Can I Use IPA in a Vapor Degreaser or Ultrasonic Cleaner?

A screen capture from a Youtube video showing the surprising power effect of static electricity. Voltages like this could set any flammable solvent in an ultrasonic tank on fire

A screen capture from a Youtube video showing the surprising power effect of static electricity. Voltages like this could set any flammable solvent in an ultrasonic tank on fire

The short answer almost always is, NO, don’t do this. It can be extremely dangerous. YouTube has a number of videos showing people cleaning parts in ultrasonic machines filled with IPA alcohol. Here at MicroCare we always are amazed at this. It is absolutely not an acceptable industrial process.

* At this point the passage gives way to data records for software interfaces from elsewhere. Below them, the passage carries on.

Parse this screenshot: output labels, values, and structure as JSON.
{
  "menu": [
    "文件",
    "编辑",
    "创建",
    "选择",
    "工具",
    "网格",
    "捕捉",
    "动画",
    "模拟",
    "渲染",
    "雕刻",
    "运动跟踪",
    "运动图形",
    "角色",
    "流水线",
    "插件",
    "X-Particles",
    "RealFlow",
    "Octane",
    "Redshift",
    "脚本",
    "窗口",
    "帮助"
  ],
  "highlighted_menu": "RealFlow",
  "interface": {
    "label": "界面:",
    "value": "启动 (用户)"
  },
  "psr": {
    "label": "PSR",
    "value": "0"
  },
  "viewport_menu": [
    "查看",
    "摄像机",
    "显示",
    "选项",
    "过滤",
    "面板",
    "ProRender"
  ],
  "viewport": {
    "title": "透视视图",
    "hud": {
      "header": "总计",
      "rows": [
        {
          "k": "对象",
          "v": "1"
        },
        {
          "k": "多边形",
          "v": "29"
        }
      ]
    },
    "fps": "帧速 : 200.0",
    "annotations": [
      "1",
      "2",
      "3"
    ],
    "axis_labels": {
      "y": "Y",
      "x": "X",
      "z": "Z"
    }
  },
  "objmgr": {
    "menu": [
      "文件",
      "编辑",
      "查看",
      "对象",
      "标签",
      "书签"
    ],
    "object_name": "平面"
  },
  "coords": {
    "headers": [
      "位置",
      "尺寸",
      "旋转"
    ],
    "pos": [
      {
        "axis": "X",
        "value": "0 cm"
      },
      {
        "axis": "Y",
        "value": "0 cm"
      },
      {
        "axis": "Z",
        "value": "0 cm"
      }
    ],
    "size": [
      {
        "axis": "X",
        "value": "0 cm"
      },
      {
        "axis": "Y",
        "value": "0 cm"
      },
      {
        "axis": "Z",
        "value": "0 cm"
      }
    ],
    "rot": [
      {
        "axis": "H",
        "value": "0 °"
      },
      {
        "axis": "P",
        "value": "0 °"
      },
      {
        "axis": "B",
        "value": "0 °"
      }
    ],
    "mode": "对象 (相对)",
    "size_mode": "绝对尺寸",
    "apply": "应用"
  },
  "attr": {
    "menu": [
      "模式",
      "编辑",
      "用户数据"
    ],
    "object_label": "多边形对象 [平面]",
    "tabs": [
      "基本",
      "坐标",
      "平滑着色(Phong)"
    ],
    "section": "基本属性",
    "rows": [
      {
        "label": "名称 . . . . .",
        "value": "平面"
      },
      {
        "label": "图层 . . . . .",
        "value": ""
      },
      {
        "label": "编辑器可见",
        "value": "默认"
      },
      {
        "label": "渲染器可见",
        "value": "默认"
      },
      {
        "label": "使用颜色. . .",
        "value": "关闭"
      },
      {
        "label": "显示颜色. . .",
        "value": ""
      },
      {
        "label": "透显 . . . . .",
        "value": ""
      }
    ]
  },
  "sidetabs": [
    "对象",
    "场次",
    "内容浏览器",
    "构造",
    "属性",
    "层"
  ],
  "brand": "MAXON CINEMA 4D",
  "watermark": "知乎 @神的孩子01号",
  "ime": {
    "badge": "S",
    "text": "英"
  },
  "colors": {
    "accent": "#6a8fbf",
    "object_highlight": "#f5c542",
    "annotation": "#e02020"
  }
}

Some people use IPA alcohol or “white spirits” in ultrasonic tanks to get better cleaning. This is a very dangerous choice and is not recommended. Why? Because when an ultrasonic transducer fails, it will shoot all of it’s electrical energy out of the transducer and into the cleaning fluid. If this is a flammable liquid you end up with a really nasty fireball. So if you must use ultrasonics, you must use a nonflammable solvent, and the only one that’s widely accepted for single-sump ultrasonic degreasing is water and soap.

Another risk stems from the vapors that can accumulate over an ultrasonic tank. Ultrasonic agitation heats the cleaning fluid and creates vapors above the surface of the liquid and over the machine. If the machine is not completely and properly ground, a tiny spark of static electricity can ignite those highly-oxygenated vapors. Again, fireballs are consider poor work-place hygiene. Take a look at these college kids who are able to toast bread with the the spark from static electricity. If you think static isn’t a factor in your factory, then you haven’t looked.

The one exception would be a vapor degreaser or an ultrasonic tank specifically engineered for flammable solvents. These can be expensive but extremely effective.

If your company really needs to get these parts properly and consistently cleaned, vapor degreasing with a modern, nonflammable solvent might be a better choice for you. Vapor degreasing approaches the problem completely differently and generally produces clean parts at the lowest cost per-part-cleaned.